- More than 90 percent of the world’s 247 million cross-border migrants moved voluntarily, usually for economic reasons. The remaining 10 percent are refugees and asylum seekers who have ed to another country to escape con ict and persecution. Roughly half of these 24 million refugees and asylum seekers are in the Middle East and North Africa, re ecting the dominant pattern of ight to a neighboring country. But the recent surge of arrivals in Europe focused the developed world’s attention on this issue.
- Roughly half of the world’s migrants have moved from developing to developed countries, where immigration is a key driver of population growth. From 2000 to 2014, immigrants contributed 40 to 80 percent of labor force growth in major destination countries.
- Workers moving to higher-productivity settings boosts global GDP. MGI estimates that migrants contributed roughly $6.7 trillion, or 9.4 percent, to global GDP in 2015—some $3 trillion more than they would have produced in their origin countries. North America captured up to $2.5 trillion of this output, while up to $2.3 trillion went to Western Europe. Migrants of all skill levels make a positive economic contribution, whether through innovation, entrepreneurship, or freeing up natives for higher-value work.

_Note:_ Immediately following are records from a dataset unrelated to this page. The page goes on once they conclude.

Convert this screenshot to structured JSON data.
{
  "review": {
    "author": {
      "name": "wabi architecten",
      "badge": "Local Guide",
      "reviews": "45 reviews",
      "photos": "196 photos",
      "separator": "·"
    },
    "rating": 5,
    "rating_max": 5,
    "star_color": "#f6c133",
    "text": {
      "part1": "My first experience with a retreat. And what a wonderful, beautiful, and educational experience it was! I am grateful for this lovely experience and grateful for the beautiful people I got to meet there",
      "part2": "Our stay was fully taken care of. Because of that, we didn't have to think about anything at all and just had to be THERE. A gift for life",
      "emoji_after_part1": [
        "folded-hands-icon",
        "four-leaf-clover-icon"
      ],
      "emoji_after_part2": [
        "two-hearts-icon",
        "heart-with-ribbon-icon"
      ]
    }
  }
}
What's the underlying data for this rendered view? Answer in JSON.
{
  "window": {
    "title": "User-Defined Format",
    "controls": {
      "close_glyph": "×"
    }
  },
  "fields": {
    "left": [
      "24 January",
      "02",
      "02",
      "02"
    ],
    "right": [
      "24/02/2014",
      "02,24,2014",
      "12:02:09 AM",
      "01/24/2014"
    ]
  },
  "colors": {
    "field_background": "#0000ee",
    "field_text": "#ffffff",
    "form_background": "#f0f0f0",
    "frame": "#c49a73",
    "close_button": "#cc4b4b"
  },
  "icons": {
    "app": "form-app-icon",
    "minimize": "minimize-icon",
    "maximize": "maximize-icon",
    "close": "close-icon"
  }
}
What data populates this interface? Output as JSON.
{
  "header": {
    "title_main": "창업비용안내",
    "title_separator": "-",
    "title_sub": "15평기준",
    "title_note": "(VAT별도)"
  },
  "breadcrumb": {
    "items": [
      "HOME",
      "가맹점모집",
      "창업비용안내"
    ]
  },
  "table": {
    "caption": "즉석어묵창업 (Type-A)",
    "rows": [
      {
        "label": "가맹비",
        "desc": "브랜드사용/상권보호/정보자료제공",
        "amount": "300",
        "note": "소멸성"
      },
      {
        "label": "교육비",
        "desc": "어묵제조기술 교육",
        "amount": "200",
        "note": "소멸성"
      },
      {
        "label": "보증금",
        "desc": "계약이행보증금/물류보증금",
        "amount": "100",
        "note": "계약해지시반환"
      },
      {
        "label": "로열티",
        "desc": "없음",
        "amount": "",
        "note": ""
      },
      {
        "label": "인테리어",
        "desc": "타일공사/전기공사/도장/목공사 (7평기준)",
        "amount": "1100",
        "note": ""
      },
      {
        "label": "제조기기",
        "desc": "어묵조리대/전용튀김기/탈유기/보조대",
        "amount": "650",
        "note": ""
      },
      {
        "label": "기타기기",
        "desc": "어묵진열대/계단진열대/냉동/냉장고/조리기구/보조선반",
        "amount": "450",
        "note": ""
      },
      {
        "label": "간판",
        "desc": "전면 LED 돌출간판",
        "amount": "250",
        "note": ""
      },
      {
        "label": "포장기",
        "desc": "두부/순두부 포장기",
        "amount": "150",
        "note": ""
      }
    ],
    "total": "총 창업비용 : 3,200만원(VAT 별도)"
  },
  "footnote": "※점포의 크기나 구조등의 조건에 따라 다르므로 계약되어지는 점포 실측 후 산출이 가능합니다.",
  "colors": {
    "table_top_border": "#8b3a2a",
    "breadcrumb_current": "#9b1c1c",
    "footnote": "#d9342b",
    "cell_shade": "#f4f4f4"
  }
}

Employment rates are slightly lower for immigrants than for native workers in top destinations, but this varies by skill level and by region of origin. Refugees typically take longer than voluntary migrants to integrate into the destination country. Immigrants generally earn higher wages by moving, but many studies have found their wages remain some 20 to 30 percent below those of comparable native-born workers.
- Extensive academic evidence shows that immigration does not harm native employment or wages, although there can be short-term negative effects if there is a large in ow of migrants into a small region, if migrants are close substitutes for native workers, or if the destination economy is experiencing a downturn.
- The costs of managing entry are typically less than 0.2 percent of GDP across major destinations but can escalate when there is a large wave of refugees. Most studies indicate that immigrants have a small but net positive scal impact in their destination countries and play a positive role in easing pension burdens.
- The economic, social, and civic dimensions of migrant integration need to be addressed holistically. An examination of 18 major destination countries reveals that not a single one is addressing all three of these aspects effectively. We identify more than 180 promising interventions from around the world that can improve integration outcomes. Some of their guiding principles include changing the narrative to recognize the economic opportunity inherent in immigration; beginning integration interventions early and sustaining them over the long term; empowering local stakeholders to implement initiatives that work for their communities; making integration a two-way process between native-born and immigrant communities; and building partnerships with the private sector and NGOs.
Narrowing the wage gap between immigrant and native workers from 20–30 percent to 5–10 percent through better economic, social, and civic integration would translate into an additional $800 billion to $1 trillion in global output annually. The success or failure of integration across areas such as employment, education, health, and housing can reverberate for many years, in uencing whether second-generation immigrants become fully participating citizens or remain in a poverty trap.